**Description of the task**. Locate the string "number" in the records below. Copy every line where it occurs.

[Dataset rows for apps and sites]
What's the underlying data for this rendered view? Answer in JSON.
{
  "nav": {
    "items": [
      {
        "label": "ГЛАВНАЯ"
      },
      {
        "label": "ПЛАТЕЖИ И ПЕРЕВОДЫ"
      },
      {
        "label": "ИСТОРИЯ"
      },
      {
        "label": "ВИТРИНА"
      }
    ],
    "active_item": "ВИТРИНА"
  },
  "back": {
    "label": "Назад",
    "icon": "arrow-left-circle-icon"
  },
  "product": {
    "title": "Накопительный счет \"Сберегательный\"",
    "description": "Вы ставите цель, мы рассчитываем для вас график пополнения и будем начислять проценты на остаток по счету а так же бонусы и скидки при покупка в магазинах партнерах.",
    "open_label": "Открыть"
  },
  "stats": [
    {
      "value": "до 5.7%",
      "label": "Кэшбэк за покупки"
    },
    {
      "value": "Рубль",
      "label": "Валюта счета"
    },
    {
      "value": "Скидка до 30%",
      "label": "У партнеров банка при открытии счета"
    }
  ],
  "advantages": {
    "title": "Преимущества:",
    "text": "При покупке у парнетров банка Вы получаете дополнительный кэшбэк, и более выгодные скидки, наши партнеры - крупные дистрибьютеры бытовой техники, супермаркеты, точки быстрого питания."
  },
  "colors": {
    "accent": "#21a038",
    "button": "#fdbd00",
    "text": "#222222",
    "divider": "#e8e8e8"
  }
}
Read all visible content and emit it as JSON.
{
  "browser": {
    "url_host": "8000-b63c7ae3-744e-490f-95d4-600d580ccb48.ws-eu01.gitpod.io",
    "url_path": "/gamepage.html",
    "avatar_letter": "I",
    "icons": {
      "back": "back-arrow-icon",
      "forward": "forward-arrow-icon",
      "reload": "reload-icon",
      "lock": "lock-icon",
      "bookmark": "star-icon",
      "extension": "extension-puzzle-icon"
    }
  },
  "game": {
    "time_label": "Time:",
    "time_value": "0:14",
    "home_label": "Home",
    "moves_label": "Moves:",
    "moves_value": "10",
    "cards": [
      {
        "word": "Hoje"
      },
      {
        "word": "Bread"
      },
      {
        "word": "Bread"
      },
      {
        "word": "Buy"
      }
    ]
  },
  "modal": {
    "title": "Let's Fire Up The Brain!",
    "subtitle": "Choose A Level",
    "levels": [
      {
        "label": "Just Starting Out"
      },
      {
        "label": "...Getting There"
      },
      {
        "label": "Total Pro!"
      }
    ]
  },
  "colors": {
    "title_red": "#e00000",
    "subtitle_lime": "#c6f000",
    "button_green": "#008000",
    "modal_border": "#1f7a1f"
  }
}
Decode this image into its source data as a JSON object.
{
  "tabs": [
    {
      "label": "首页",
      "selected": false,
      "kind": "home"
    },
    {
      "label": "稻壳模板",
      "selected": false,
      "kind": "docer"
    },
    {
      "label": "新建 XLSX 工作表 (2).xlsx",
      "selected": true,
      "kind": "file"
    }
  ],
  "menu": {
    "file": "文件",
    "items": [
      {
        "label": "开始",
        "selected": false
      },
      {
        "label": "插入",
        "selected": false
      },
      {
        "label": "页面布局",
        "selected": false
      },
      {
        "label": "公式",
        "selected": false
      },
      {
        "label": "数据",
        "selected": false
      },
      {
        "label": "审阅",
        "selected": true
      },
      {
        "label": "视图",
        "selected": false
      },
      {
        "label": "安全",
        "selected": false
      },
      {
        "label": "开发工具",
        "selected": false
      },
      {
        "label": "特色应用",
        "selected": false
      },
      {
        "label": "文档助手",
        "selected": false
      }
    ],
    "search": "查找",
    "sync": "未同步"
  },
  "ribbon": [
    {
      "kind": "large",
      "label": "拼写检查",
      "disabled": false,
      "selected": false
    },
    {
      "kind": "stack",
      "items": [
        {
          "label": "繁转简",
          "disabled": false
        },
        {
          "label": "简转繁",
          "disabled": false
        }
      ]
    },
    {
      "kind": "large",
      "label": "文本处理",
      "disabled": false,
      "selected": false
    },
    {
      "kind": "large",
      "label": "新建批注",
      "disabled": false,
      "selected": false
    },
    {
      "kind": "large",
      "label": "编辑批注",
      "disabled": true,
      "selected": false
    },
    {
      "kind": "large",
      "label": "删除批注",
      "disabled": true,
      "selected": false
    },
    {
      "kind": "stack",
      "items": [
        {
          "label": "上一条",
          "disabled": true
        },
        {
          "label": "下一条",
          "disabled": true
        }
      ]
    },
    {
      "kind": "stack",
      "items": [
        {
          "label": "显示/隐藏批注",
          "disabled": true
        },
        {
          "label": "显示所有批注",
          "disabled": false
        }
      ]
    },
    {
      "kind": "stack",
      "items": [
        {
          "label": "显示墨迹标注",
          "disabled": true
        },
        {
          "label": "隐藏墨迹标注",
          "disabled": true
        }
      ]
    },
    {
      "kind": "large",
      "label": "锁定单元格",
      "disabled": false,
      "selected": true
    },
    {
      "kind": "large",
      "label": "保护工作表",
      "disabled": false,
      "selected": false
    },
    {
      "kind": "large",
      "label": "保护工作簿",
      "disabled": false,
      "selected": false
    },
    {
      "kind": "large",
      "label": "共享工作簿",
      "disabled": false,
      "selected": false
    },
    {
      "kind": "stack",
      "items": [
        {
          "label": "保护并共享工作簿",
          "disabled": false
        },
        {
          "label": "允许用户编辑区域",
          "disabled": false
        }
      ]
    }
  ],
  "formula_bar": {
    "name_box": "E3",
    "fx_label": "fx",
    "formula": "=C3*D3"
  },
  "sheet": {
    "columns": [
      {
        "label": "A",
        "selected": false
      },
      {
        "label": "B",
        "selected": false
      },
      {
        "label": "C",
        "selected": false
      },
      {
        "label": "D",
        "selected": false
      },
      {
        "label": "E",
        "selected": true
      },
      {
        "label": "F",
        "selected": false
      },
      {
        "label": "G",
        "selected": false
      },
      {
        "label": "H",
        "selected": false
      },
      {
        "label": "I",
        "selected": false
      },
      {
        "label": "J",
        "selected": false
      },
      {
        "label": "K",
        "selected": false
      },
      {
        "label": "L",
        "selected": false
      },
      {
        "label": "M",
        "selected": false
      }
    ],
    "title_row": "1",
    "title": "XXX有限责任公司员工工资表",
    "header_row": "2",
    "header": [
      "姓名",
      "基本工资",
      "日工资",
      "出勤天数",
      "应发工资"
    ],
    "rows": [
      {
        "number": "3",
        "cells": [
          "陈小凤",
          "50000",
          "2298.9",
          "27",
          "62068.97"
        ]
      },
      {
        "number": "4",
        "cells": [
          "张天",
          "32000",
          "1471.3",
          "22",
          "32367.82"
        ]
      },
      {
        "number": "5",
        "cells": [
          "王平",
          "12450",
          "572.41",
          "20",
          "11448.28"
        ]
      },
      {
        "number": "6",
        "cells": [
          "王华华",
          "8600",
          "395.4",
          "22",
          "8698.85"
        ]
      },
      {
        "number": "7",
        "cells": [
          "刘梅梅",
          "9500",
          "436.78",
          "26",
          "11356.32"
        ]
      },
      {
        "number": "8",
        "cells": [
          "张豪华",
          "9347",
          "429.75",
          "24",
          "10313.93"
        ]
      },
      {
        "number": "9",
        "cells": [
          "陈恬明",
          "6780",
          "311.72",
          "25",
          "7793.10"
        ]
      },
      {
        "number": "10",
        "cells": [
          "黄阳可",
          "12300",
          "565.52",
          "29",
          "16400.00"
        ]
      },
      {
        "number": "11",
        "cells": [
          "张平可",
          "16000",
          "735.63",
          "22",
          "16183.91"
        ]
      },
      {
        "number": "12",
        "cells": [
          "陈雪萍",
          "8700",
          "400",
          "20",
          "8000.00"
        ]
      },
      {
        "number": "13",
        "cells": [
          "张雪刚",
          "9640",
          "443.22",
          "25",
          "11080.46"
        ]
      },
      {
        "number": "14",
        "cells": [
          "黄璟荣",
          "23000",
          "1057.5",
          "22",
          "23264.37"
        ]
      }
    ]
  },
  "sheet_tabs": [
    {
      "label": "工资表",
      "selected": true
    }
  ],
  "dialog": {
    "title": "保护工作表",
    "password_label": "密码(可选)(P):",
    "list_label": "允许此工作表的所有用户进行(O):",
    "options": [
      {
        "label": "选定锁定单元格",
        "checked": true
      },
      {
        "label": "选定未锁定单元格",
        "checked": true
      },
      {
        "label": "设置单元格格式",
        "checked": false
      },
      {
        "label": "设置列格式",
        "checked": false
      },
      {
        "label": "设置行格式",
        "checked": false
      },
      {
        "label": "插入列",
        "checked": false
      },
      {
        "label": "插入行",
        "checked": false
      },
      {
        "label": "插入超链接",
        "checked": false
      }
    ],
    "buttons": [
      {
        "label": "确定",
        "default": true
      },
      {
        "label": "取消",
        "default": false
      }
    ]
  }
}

**Task solution**.
        "number": "3",
        "number": "4",
        "number": "5",
        "number": "6",
        "number": "7",
        "number": "8",
        "number": "9",
        "number": "10",
        "number": "11",
        "number": "12",
        "number": "13",
        "number": "14",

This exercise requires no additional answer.